* [TASK TO CARRY OUT]:
Scan the entries below for the word "placeholder". Copy out every line in which it occurs.
START INFORMATION
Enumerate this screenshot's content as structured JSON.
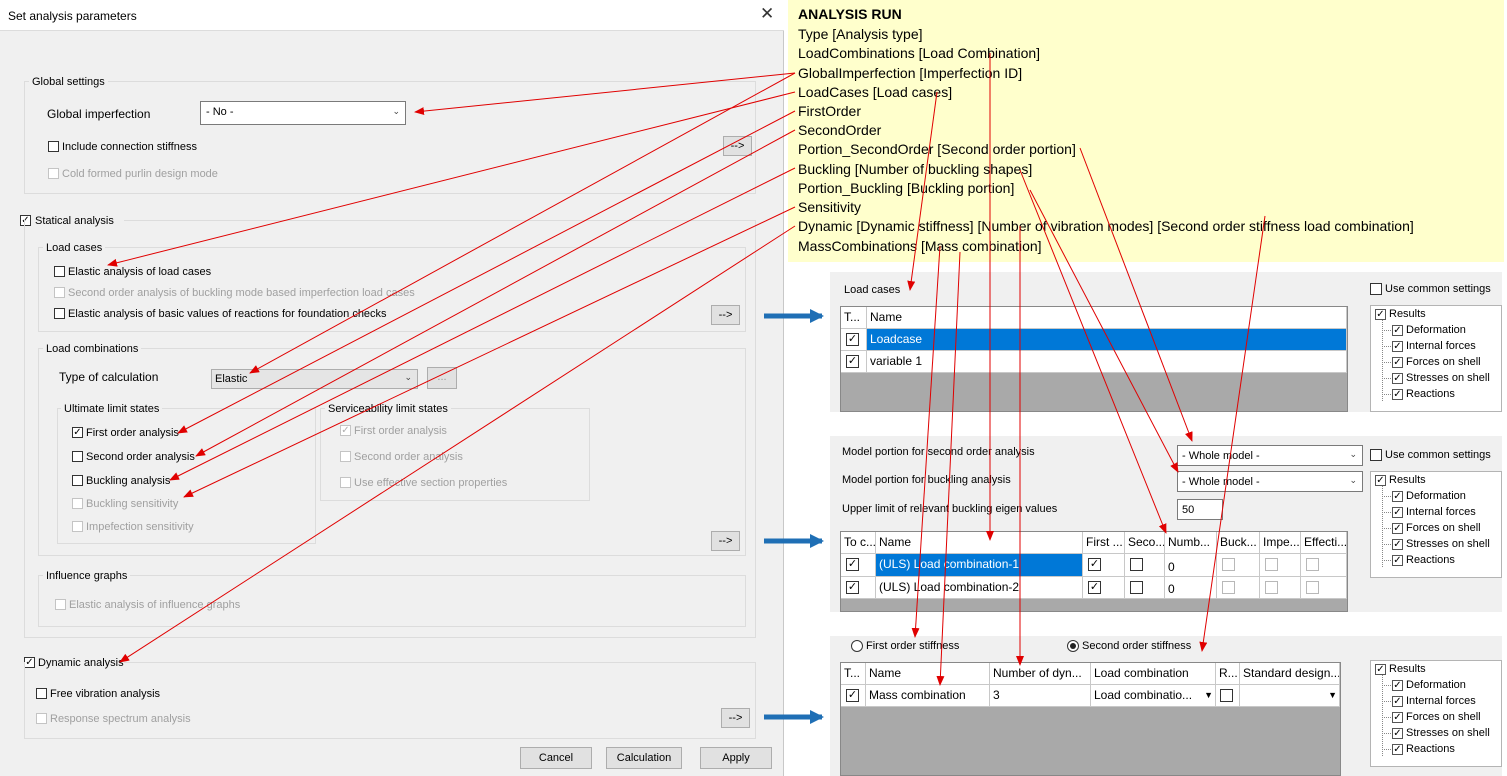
{
  "dialog": {
    "title": "Set analysis parameters",
    "global_settings": {
      "title": "Global settings",
      "global_imperfection_label": "Global imperfection",
      "global_imperfection_value": "- No -",
      "include_connection_stiffness": "Include connection stiffness",
      "cold_formed": "Cold formed purlin design mode",
      "arrow_button": "-->"
    },
    "statical_analysis": "Statical analysis",
    "load_cases": {
      "title": "Load cases",
      "elastic": "Elastic analysis of load cases",
      "second_order_buckling": "Second order analysis of buckling mode based imperfection load cases",
      "elastic_basic": "Elastic analysis of basic values of reactions for foundation checks",
      "arrow_button": "-->"
    },
    "load_combinations": {
      "title": "Load combinations",
      "type_label": "Type of calculation",
      "type_value": "Elastic",
      "more_button": "...",
      "uls_title": "Ultimate limit states",
      "uls_items": [
        "First order analysis",
        "Second order analysis",
        "Buckling analysis",
        "Buckling sensitivity",
        "Impefection sensitivity"
      ],
      "sls_title": "Serviceability limit states",
      "sls_items": [
        "First order analysis",
        "Second order analysis",
        "Use effective section properties"
      ],
      "arrow_button": "-->"
    },
    "influence_graphs": {
      "title": "Influence graphs",
      "elastic": "Elastic analysis of influence graphs"
    },
    "dynamic_analysis": {
      "title": "Dynamic analysis",
      "free_vibration": "Free vibration analysis",
      "response_spectrum": "Response spectrum analysis",
      "arrow_button": "-->"
    },
    "buttons": {
      "cancel": "Cancel",
      "calculation": "Calculation",
      "apply": "Apply"
    }
  },
  "note": {
    "title": "ANALYSIS RUN",
    "lines": [
      "Type [Analysis type]",
      "LoadCombinations [Load Combination]",
      "GlobalImperfection [Imperfection ID]",
      "LoadCases [Load cases]",
      "FirstOrder",
      "SecondOrder",
      "Portion_SecondOrder [Second order portion]",
      "Buckling [Number of buckling shapes]",
      "Portion_Buckling [Buckling portion]",
      "Sensitivity",
      "Dynamic [Dynamic stiffness] [Number of vibration modes] [Second order stiffness load combination]",
      "MassCombinations [Mass combination]"
    ]
  },
  "panel1": {
    "title": "Load cases",
    "use_common": "Use common settings",
    "headers": [
      "T...",
      "Name"
    ],
    "rows": [
      "Loadcase",
      "variable 1"
    ]
  },
  "panel2": {
    "second_order_label": "Model portion for second order analysis",
    "second_order_value": "- Whole model -",
    "buckling_label": "Model portion for buckling analysis",
    "buckling_value": "- Whole model -",
    "upper_limit_label": "Upper limit of relevant buckling eigen values",
    "upper_limit_value": "50",
    "use_common": "Use common settings",
    "headers": [
      "To c...",
      "Name",
      "First ...",
      "Seco...",
      "Numb...",
      "Buck...",
      "Impe...",
      "Effecti..."
    ],
    "rows": [
      {
        "name": "(ULS) Load combination-1",
        "number": "0"
      },
      {
        "name": "(ULS) Load combination-2",
        "number": "0"
      }
    ]
  },
  "panel3": {
    "first_order": "First order stiffness",
    "second_order": "Second order stiffness",
    "headers": [
      "T...",
      "Name",
      "Number of dyn...",
      "Load combination",
      "R...",
      "Standard design..."
    ],
    "row": {
      "name": "Mass combination",
      "number": "3",
      "load_combination": "Load combinatio..."
    }
  },
  "results": [
    "Results",
    "Deformation",
    "Internal forces",
    "Forces on shell",
    "Stresses on shell",
    "Reactions"
  ],
  "colors": {
    "selection": "#0078d7",
    "note_bg": "#ffffcc",
    "callout_arrow": "#e00000",
    "flow_arrow": "#1f6fb5"
  }
}
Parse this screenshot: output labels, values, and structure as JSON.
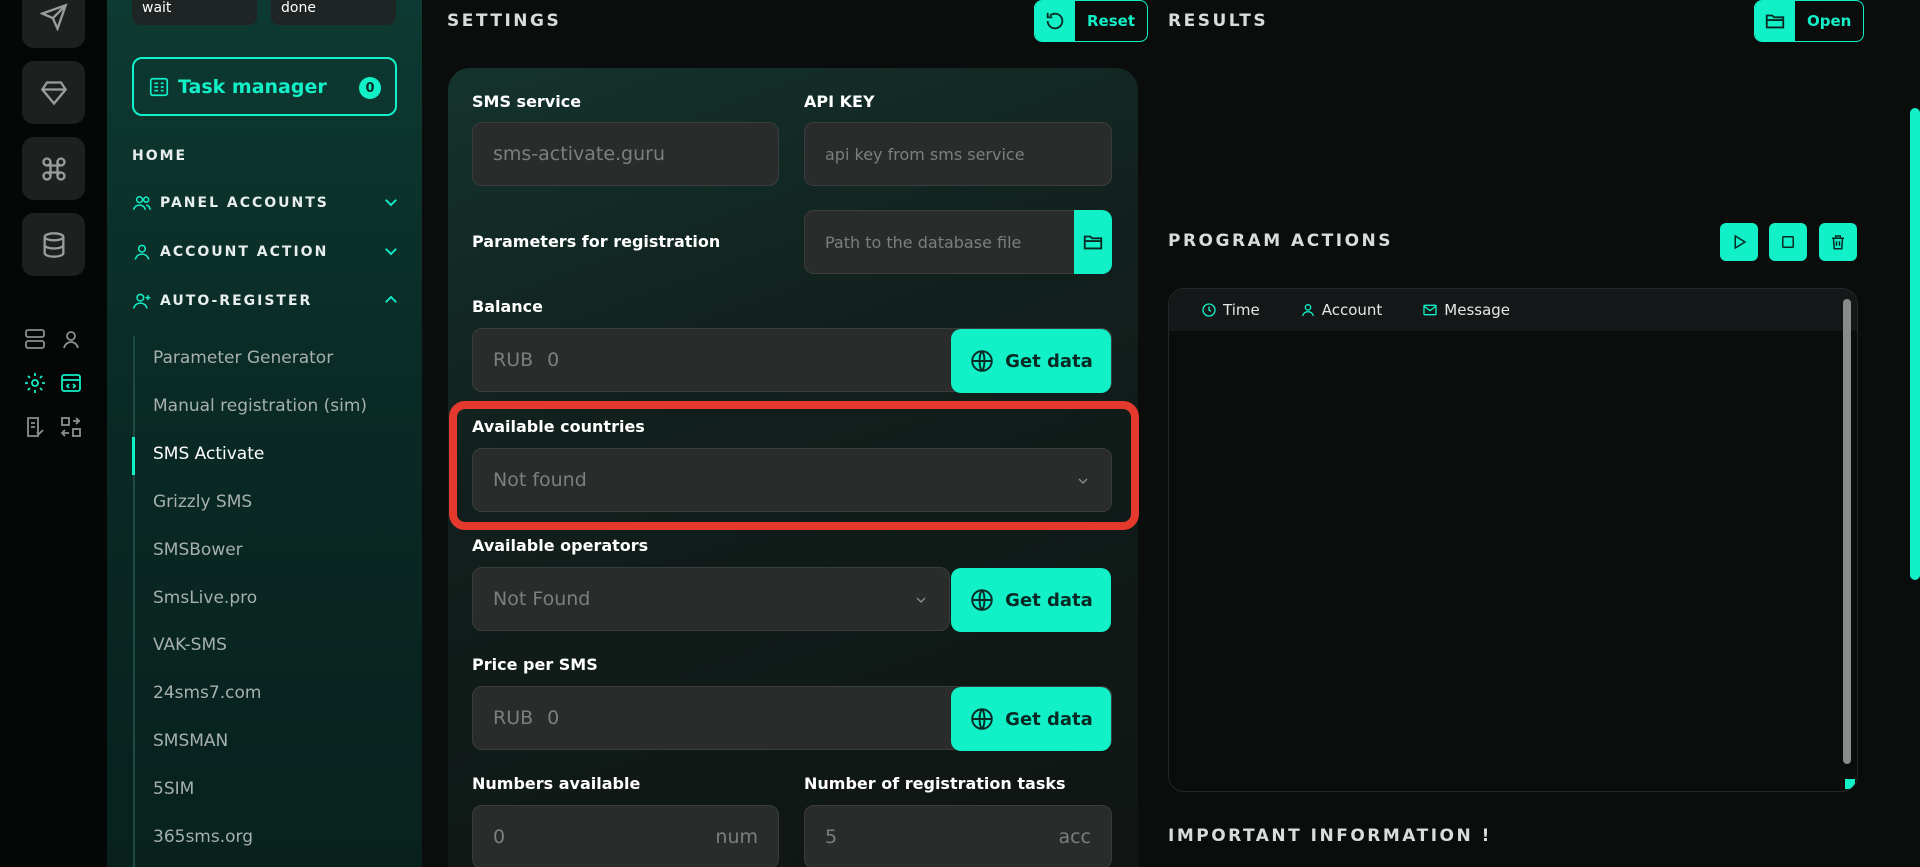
{
  "sidebar": {
    "stats": [
      {
        "label": "wait"
      },
      {
        "label": "done"
      }
    ],
    "task_manager": {
      "label": "Task manager",
      "count": "0"
    },
    "home": "HOME",
    "sections": [
      {
        "label": "PANEL ACCOUNTS",
        "icon": "users-icon",
        "expanded": false
      },
      {
        "label": "ACCOUNT ACTION",
        "icon": "user-icon",
        "expanded": false
      },
      {
        "label": "AUTO-REGISTER",
        "icon": "user-plus-icon",
        "expanded": true
      }
    ],
    "items": [
      {
        "label": "Parameter Generator"
      },
      {
        "label": "Manual registration (sim)"
      },
      {
        "label": "SMS Activate"
      },
      {
        "label": "Grizzly SMS"
      },
      {
        "label": "SMSBower"
      },
      {
        "label": "SmsLive.pro"
      },
      {
        "label": "VAK-SMS"
      },
      {
        "label": "24sms7.com"
      },
      {
        "label": "SMSMAN"
      },
      {
        "label": "5SIM"
      },
      {
        "label": "365sms.org"
      }
    ],
    "active_item": "SMS Activate"
  },
  "settings": {
    "title": "SETTINGS",
    "reset_label": "Reset",
    "sms_service": {
      "label": "SMS service",
      "value": "sms-activate.guru"
    },
    "api_key": {
      "label": "API KEY",
      "placeholder": "api key from sms service"
    },
    "registration_params": {
      "label": "Parameters for registration",
      "placeholder": "Path to the database file"
    },
    "balance": {
      "label": "Balance",
      "currency": "RUB",
      "value": "0",
      "button": "Get data"
    },
    "countries": {
      "label": "Available countries",
      "value": "Not found"
    },
    "operators": {
      "label": "Available operators",
      "value": "Not Found",
      "button": "Get data"
    },
    "price": {
      "label": "Price per SMS",
      "currency": "RUB",
      "value": "0",
      "button": "Get data"
    },
    "numbers": {
      "label": "Numbers available",
      "value": "0",
      "unit": "num"
    },
    "tasks": {
      "label": "Number of registration tasks",
      "value": "5",
      "unit": "acc"
    }
  },
  "results": {
    "title": "RESULTS",
    "open_label": "Open",
    "program_actions": "PROGRAM ACTIONS",
    "log_columns": [
      {
        "label": "Time"
      },
      {
        "label": "Account"
      },
      {
        "label": "Message"
      }
    ],
    "important_info": "IMPORTANT INFORMATION !"
  },
  "colors": {
    "accent": "#12f0c8",
    "highlight": "#e5392d",
    "background": "#0b0c0c"
  }
}
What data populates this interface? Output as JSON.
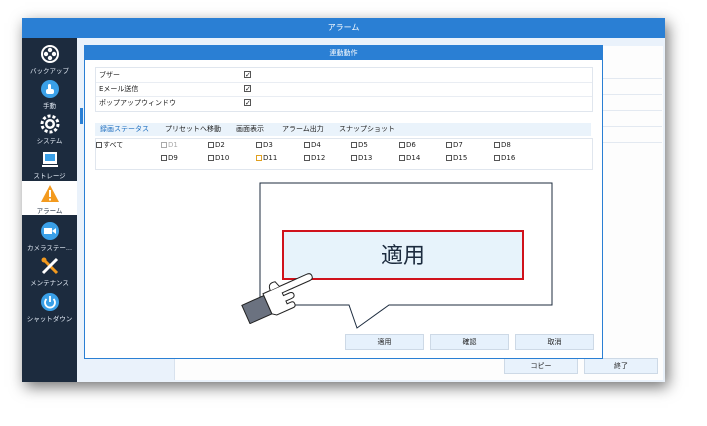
{
  "window": {
    "title": "アラーム"
  },
  "sidebar": {
    "items": [
      {
        "label": "バックアップ",
        "icon": "backup-icon"
      },
      {
        "label": "手動",
        "icon": "manual-record-icon"
      },
      {
        "label": "システム",
        "icon": "gear-icon"
      },
      {
        "label": "ストレージ",
        "icon": "storage-icon"
      },
      {
        "label": "アラーム",
        "icon": "warning-icon",
        "active": true
      },
      {
        "label": "カメラステー...",
        "icon": "camera-icon"
      },
      {
        "label": "メンテナンス",
        "icon": "tools-icon"
      },
      {
        "label": "シャットダウン",
        "icon": "power-icon"
      }
    ]
  },
  "dialog": {
    "title": "連動動作",
    "options": [
      {
        "label": "ブザー",
        "checked": true
      },
      {
        "label": "Eメール送信",
        "checked": true
      },
      {
        "label": "ポップアップウィンドウ",
        "checked": true
      }
    ],
    "tabs": [
      "録画ステータス",
      "プリセットへ移動",
      "画面表示",
      "アラーム出力",
      "スナップショット"
    ],
    "all_label": "すべて",
    "channels_row1": [
      "D1",
      "D2",
      "D3",
      "D4",
      "D5",
      "D6",
      "D7",
      "D8"
    ],
    "channels_row2": [
      "D9",
      "D10",
      "D11",
      "D12",
      "D13",
      "D14",
      "D15",
      "D16"
    ],
    "buttons": {
      "apply": "適用",
      "confirm": "確認",
      "cancel": "取消"
    }
  },
  "zoom": {
    "label": "適用"
  },
  "footer": {
    "copy": "コピー",
    "exit": "終了"
  },
  "colors": {
    "accent": "#2a7fd4",
    "sidebar": "#1c2b3e",
    "highlight": "#d0121b",
    "warning": "#f39a1e"
  }
}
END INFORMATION
* [YOUR SOLUTION]:
      "placeholder": "api key from sms service"
      "placeholder": "Path to the database file"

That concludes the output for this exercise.